DATA PROVIDED START

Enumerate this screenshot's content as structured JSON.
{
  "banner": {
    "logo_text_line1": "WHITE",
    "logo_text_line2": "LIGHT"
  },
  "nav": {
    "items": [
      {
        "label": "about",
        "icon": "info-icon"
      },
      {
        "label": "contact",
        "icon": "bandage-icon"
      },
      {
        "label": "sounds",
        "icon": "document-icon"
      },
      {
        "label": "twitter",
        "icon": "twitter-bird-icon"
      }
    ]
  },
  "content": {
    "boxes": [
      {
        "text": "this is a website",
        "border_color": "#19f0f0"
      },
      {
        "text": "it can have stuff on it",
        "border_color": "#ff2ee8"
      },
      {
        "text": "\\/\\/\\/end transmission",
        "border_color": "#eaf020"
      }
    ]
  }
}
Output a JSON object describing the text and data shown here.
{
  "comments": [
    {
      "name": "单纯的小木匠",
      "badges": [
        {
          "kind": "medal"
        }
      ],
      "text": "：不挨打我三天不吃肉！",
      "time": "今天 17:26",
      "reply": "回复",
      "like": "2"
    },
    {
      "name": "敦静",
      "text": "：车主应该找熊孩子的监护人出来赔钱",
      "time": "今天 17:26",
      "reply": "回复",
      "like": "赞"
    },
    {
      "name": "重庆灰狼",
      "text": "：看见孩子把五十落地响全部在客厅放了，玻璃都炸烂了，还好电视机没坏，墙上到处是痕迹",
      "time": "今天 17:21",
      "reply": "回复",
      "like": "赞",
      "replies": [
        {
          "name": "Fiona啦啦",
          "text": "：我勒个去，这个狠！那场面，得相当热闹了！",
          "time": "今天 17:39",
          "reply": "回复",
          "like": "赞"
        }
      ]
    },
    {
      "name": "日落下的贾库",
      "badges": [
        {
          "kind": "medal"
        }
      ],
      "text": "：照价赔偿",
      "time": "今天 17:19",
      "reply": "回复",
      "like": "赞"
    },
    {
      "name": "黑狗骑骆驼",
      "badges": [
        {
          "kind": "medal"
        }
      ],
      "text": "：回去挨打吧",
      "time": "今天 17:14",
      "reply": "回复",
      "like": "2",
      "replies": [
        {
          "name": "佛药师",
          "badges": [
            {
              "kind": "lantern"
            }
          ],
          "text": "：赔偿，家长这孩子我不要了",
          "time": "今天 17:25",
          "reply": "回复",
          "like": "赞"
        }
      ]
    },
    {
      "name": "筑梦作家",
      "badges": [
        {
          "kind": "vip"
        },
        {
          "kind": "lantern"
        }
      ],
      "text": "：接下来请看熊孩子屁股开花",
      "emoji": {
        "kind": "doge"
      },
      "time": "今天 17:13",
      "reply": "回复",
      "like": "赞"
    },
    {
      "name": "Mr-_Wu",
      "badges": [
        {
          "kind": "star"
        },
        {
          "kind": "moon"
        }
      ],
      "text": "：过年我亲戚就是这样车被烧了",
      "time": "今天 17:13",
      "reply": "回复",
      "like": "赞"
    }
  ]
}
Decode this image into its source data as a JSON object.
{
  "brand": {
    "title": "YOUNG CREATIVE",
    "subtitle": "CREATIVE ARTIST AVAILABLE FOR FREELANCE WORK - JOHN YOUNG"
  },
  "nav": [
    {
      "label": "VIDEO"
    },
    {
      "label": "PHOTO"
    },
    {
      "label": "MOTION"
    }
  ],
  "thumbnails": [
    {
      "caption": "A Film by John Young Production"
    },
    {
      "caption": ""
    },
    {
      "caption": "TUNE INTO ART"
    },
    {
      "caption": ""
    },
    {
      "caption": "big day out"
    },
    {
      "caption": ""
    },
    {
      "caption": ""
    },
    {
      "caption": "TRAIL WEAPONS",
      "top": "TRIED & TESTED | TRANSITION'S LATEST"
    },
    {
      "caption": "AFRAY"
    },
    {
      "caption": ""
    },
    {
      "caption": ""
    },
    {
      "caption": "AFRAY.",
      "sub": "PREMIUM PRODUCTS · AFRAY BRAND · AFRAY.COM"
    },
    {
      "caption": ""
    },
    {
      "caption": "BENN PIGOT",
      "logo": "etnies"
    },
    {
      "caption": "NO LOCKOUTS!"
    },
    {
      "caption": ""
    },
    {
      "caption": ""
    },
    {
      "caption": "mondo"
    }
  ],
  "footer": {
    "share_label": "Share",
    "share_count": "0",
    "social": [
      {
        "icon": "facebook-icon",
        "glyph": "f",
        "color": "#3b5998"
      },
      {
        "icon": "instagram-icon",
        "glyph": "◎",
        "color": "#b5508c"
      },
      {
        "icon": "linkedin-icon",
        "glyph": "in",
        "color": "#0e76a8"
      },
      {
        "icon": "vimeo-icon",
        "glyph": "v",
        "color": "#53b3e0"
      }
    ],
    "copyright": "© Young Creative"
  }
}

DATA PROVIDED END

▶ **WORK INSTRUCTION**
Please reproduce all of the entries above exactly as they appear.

▶ **EXERCISE RESPONSE**
Enumerate this screenshot's content as structured JSON.
{
  "banner": {
    "logo_text_line1": "WHITE",
    "logo_text_line2": "LIGHT"
  },
  "nav": {
    "items": [
      {
        "label": "about",
        "icon": "info-icon"
      },
      {
        "label": "contact",
        "icon": "bandage-icon"
      },
      {
        "label": "sounds",
        "icon": "document-icon"
      },
      {
        "label": "twitter",
        "icon": "twitter-bird-icon"
      }
    ]
  },
  "content": {
    "boxes": [
      {
        "text": "this is a website",
        "border_color": "#19f0f0"
      },
      {
        "text": "it can have stuff on it",
        "border_color": "#ff2ee8"
      },
      {
        "text": "\\/\\/\\/end transmission",
        "border_color": "#eaf020"
      }
    ]
  }
}
Output a JSON object describing the text and data shown here.
{
  "comments": [
    {
      "name": "单纯的小木匠",
      "badges": [
        {
          "kind": "medal"
        }
      ],
      "text": "：不挨打我三天不吃肉！",
      "time": "今天 17:26",
      "reply": "回复",
      "like": "2"
    },
    {
      "name": "敦静",
      "text": "：车主应该找熊孩子的监护人出来赔钱",
      "time": "今天 17:26",
      "reply": "回复",
      "like": "赞"
    },
    {
      "name": "重庆灰狼",
      "text": "：看见孩子把五十落地响全部在客厅放了，玻璃都炸烂了，还好电视机没坏，墙上到处是痕迹",
      "time": "今天 17:21",
      "reply": "回复",
      "like": "赞",
      "replies": [
        {
          "name": "Fiona啦啦",
          "text": "：我勒个去，这个狠！那场面，得相当热闹了！",
          "time": "今天 17:39",
          "reply": "回复",
          "like": "赞"
        }
      ]
    },
    {
      "name": "日落下的贾库",
      "badges": [
        {
          "kind": "medal"
        }
      ],
      "text": "：照价赔偿",
      "time": "今天 17:19",
      "reply": "回复",
      "like": "赞"
    },
    {
      "name": "黑狗骑骆驼",
      "badges": [
        {
          "kind": "medal"
        }
      ],
      "text": "：回去挨打吧",
      "time": "今天 17:14",
      "reply": "回复",
      "like": "2",
      "replies": [
        {
          "name": "佛药师",
          "badges": [
            {
              "kind": "lantern"
            }
          ],
          "text": "：赔偿，家长这孩子我不要了",
          "time": "今天 17:25",
          "reply": "回复",
          "like": "赞"
        }
      ]
    },
    {
      "name": "筑梦作家",
      "badges": [
        {
          "kind": "vip"
        },
        {
          "kind": "lantern"
        }
      ],
      "text": "：接下来请看熊孩子屁股开花",
      "emoji": {
        "kind": "doge"
      },
      "time": "今天 17:13",
      "reply": "回复",
      "like": "赞"
    },
    {
      "name": "Mr-_Wu",
      "badges": [
        {
          "kind": "star"
        },
        {
          "kind": "moon"
        }
      ],
      "text": "：过年我亲戚就是这样车被烧了",
      "time": "今天 17:13",
      "reply": "回复",
      "like": "赞"
    }
  ]
}
Decode this image into its source data as a JSON object.
{
  "brand": {
    "title": "YOUNG CREATIVE",
    "subtitle": "CREATIVE ARTIST AVAILABLE FOR FREELANCE WORK - JOHN YOUNG"
  },
  "nav": [
    {
      "label": "VIDEO"
    },
    {
      "label": "PHOTO"
    },
    {
      "label": "MOTION"
    }
  ],
  "thumbnails": [
    {
      "caption": "A Film by John Young Production"
    },
    {
      "caption": ""
    },
    {
      "caption": "TUNE INTO ART"
    },
    {
      "caption": ""
    },
    {
      "caption": "big day out"
    },
    {
      "caption": ""
    },
    {
      "caption": ""
    },
    {
      "caption": "TRAIL WEAPONS",
      "top": "TRIED & TESTED | TRANSITION'S LATEST"
    },
    {
      "caption": "AFRAY"
    },
    {
      "caption": ""
    },
    {
      "caption": ""
    },
    {
      "caption": "AFRAY.",
      "sub": "PREMIUM PRODUCTS · AFRAY BRAND · AFRAY.COM"
    },
    {
      "caption": ""
    },
    {
      "caption": "BENN PIGOT",
      "logo": "etnies"
    },
    {
      "caption": "NO LOCKOUTS!"
    },
    {
      "caption": ""
    },
    {
      "caption": ""
    },
    {
      "caption": "mondo"
    }
  ],
  "footer": {
    "share_label": "Share",
    "share_count": "0",
    "social": [
      {
        "icon": "facebook-icon",
        "glyph": "f",
        "color": "#3b5998"
      },
      {
        "icon": "instagram-icon",
        "glyph": "◎",
        "color": "#b5508c"
      },
      {
        "icon": "linkedin-icon",
        "glyph": "in",
        "color": "#0e76a8"
      },
      {
        "icon": "vimeo-icon",
        "glyph": "v",
        "color": "#53b3e0"
      }
    ],
    "copyright": "© Young Creative"
  }
}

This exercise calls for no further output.